Schwarzenegger's Pot Reform Doesn't Cut It -- We Need the Whole Enchilada of Legalization
Schwarzenegger's reducing marijuana to an infraction is great, but it doesn't go far enough. Prop. 19 would bring real reform, converting a black market into a legitimate industry with jobs, tax revenue and economic development.
SB1449, which reclassifies present penalties for small amounts of marijuana as an infraction rather than a misdemeanor, is a signal of the true necessity of Proposition 19. It is an acknowledgment by the legislature and the governor that marijuana prohibition has failed and is not worth spending scarce law enforcement resources on.
SB1449 means that if a guy is caught smoking a small amount of marijuana, he is subject to the same $100 fine as has been the penalty since 1972, under a different name. Prop. 19, in turn, would eliminate the catching and fining part for adult petty possession, freeing up more police resources to devote to crimes that pose a real threat to public safety. Prop. 19 would also address the pressing need to bring our $14 billion per year marijuana industry into the light of day and control and regulate it, taking it out of the hands of violent criminals and drug cartels.
Reclassification is not a negative, but it does not allow the state or localities to tax marijuana, and it does not end law enforcement involvement in possession of marijuana, a widely consumed commodity that is objectively less harmful than alcohol and tobacco.
Reclassification also leaves marijuana distribution in a completely unregulated environment, with no consumer protections in place, even as it fails to redirect the revenues from its sale to our cash-strapped cities, counties and state. We need Prop. 19 to convert the prohibition-generated black market into a legitimate industry, replete with jobs, economic development, taxes and innovation. So while it is great to hear the powers that be in Sacramento say marijuana prohibition is not a valid priority, SB1449 is just a step in the right direction that underscores the need for true reform.
And California voters are poised to make that real change, one that will start to repair decades of damage, including ruining countless lives for conduct that did not harm another person's body or property, incarcerating millions of people, and creating and fostering a violent criminal underground.
Prop. 19 is also needed to help reverse the shameless pattern of racially disproportionate enforcement that has been a hallmark of marijuana prohibition. We know from a recent study that in every one of the top 25 California counties, black residents are arrested two, three and even four times as often as whites, even though U.S government studies consistently show that usage patterns are lower among young blacks than young whites. SB1449 would not ameliorate this problem. In fact, police could still target communities of color and may even be motivated to issue more citations than in the past, since they won't cost as much under SB1449. Prop. 19, by contrast, will end futile practices of subjecting otherwise law-abiding consumers to detention, citation and collection of personal data, while wasting law enforcement effort and cost; SB 1449, by contrast, preserves these practices.

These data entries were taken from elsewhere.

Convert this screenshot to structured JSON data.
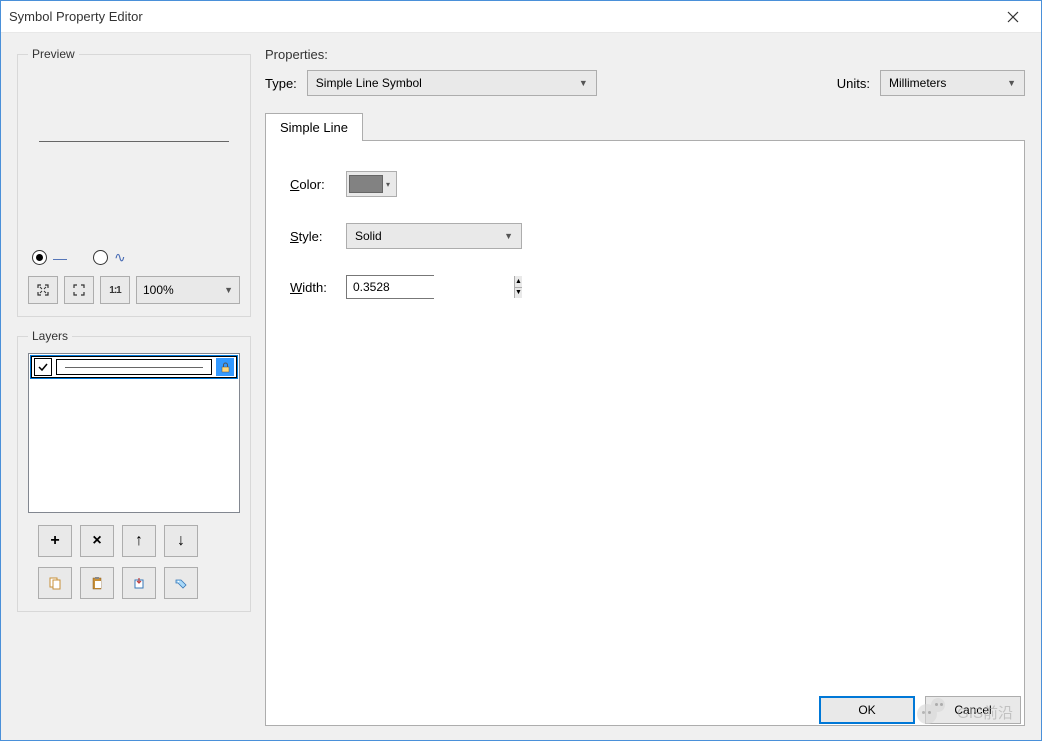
{
  "window": {
    "title": "Symbol Property Editor"
  },
  "preview": {
    "legend": "Preview",
    "zoom": "100%",
    "mode_line_checked": true,
    "mode_zigzag_checked": false
  },
  "layers": {
    "legend": "Layers"
  },
  "properties": {
    "label": "Properties:",
    "type_label": "Type:",
    "type_value": "Simple Line Symbol",
    "units_label": "Units:",
    "units_value": "Millimeters",
    "tab": "Simple Line",
    "color_label": "Color:",
    "color_value": "#828282",
    "style_label": "Style:",
    "style_value": "Solid",
    "width_label": "Width:",
    "width_value": "0.3528"
  },
  "buttons": {
    "ok": "OK",
    "cancel": "Cancel"
  },
  "watermark": "GIS前沿"
}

All told, Prop. 19 moves the ball forward to reject the failed relic of a system under which we operate today. If it passes Nov. 2, it will be the harbinger of a new era in which it is truly possible to thaw fossilized debates and rethink policies based on evidence, rationality and fair administration of justice.

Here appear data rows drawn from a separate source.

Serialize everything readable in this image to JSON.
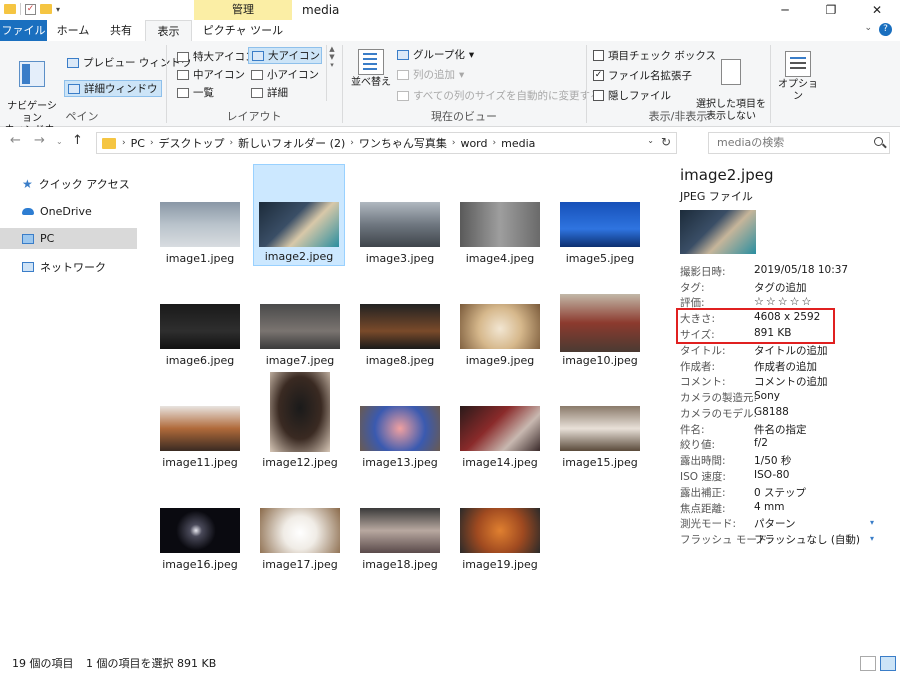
{
  "window": {
    "title": "media",
    "context_group": "管理",
    "buttons": [
      "─",
      "❐",
      "✕"
    ]
  },
  "tabs": [
    {
      "label": "ファイル"
    },
    {
      "label": "ホーム"
    },
    {
      "label": "共有"
    },
    {
      "label": "表示"
    },
    {
      "label": "ピクチャ ツール"
    }
  ],
  "ribbon": {
    "pane": {
      "nav_pane": "ナビゲーション\nウィンドウ▾",
      "preview": "プレビュー ウィンドウ",
      "details": "詳細ウィンドウ",
      "label": "ペイン"
    },
    "layout": {
      "items": [
        "特大アイコン",
        "大アイコン",
        "中アイコン",
        "小アイコン",
        "一覧",
        "詳細"
      ],
      "label": "レイアウト"
    },
    "current_view": {
      "sort": "並べ替え",
      "group": "グループ化",
      "add_col": "列の追加",
      "fit_cols": "すべての列のサイズを自動的に変更する",
      "label": "現在のビュー"
    },
    "show_hide": {
      "checkboxes": "項目チェック ボックス",
      "extensions": "ファイル名拡張子",
      "hidden": "隠しファイル",
      "hide_selected": "選択した項目を\n表示しない",
      "label": "表示/非表示"
    },
    "options": "オプション"
  },
  "address": {
    "crumbs": [
      "PC",
      "デスクトップ",
      "新しいフォルダー (2)",
      "ワンちゃん写真集",
      "word",
      "media"
    ],
    "search_placeholder": "mediaの検索"
  },
  "nav_pane": [
    {
      "label": "クイック アクセス",
      "icon": "star-icon"
    },
    {
      "label": "OneDrive",
      "icon": "cloud-icon"
    },
    {
      "label": "PC",
      "icon": "pc-icon",
      "selected": true
    },
    {
      "label": "ネットワーク",
      "icon": "network-icon"
    }
  ],
  "files": [
    {
      "name": "image1.jpeg"
    },
    {
      "name": "image2.jpeg"
    },
    {
      "name": "image3.jpeg"
    },
    {
      "name": "image4.jpeg"
    },
    {
      "name": "image5.jpeg"
    },
    {
      "name": "image6.jpeg"
    },
    {
      "name": "image7.jpeg"
    },
    {
      "name": "image8.jpeg"
    },
    {
      "name": "image9.jpeg"
    },
    {
      "name": "image10.jpeg"
    },
    {
      "name": "image11.jpeg"
    },
    {
      "name": "image12.jpeg"
    },
    {
      "name": "image13.jpeg"
    },
    {
      "name": "image14.jpeg"
    },
    {
      "name": "image15.jpeg"
    },
    {
      "name": "image16.jpeg"
    },
    {
      "name": "image17.jpeg"
    },
    {
      "name": "image18.jpeg"
    },
    {
      "name": "image19.jpeg"
    }
  ],
  "details": {
    "name": "image2.jpeg",
    "type": "JPEG ファイル",
    "props": [
      {
        "k": "撮影日時:",
        "v": "2019/05/18 10:37"
      },
      {
        "k": "タグ:",
        "v": "タグの追加"
      },
      {
        "k": "評価:",
        "v": "☆☆☆☆☆"
      },
      {
        "k": "大きさ:",
        "v": "4608 x 2592"
      },
      {
        "k": "サイズ:",
        "v": "891 KB"
      },
      {
        "k": "タイトル:",
        "v": "タイトルの追加"
      },
      {
        "k": "作成者:",
        "v": "作成者の追加"
      },
      {
        "k": "コメント:",
        "v": "コメントの追加"
      },
      {
        "k": "カメラの製造元:",
        "v": "Sony"
      },
      {
        "k": "カメラのモデル:",
        "v": "G8188"
      },
      {
        "k": "件名:",
        "v": "件名の指定"
      },
      {
        "k": "絞り値:",
        "v": "f/2"
      },
      {
        "k": "露出時間:",
        "v": "1/50 秒"
      },
      {
        "k": "ISO 速度:",
        "v": "ISO-80"
      },
      {
        "k": "露出補正:",
        "v": "0 ステップ"
      },
      {
        "k": "焦点距離:",
        "v": "4 mm"
      },
      {
        "k": "測光モード:",
        "v": "パターン"
      },
      {
        "k": "フラッシュ モード:",
        "v": "フラッシュなし (自動)"
      }
    ]
  },
  "status": {
    "count": "19 個の項目",
    "selection": "1 個の項目を選択  891 KB"
  },
  "colors": {
    "accent": "#1a6fbf",
    "highlight_box": "#e02020",
    "selection": "#cce8ff"
  }
}
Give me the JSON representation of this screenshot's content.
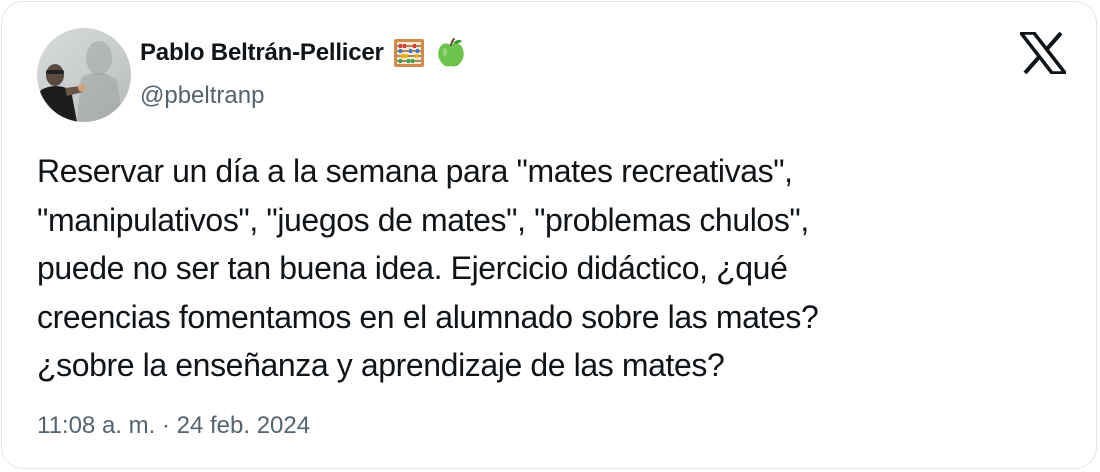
{
  "author": {
    "display_name": "Pablo Beltrán-Pellicer",
    "handle": "@pbeltranp",
    "badges": [
      "abacus-emoji",
      "green-apple-emoji"
    ]
  },
  "tweet": {
    "lines": [
      "Reservar un día a la semana para \"mates recreativas\",",
      "\"manipulativos\", \"juegos de mates\", \"problemas chulos\",",
      "puede no ser tan buena idea. Ejercicio didáctico, ¿qué",
      "creencias fomentamos en el alumnado sobre las mates?",
      "¿sobre la enseñanza y aprendizaje de las mates?"
    ]
  },
  "meta": {
    "time": "11:08 a. m.",
    "separator": "·",
    "date": "24 feb. 2024"
  },
  "platform": {
    "logo": "x-logo-icon"
  },
  "colors": {
    "text_primary": "#0f1419",
    "text_secondary": "#536471",
    "border": "#e3e6e9"
  }
}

SB1449 shows that California is ready to make changes to the old, broken-down, wasteful, ineffective and harmful policy of marijuana prohibition. Prop. 19 will show that California is willing and able to make the change meaningful, to build a new, common-sense system of control and taxation. Anything less than that is more of the same.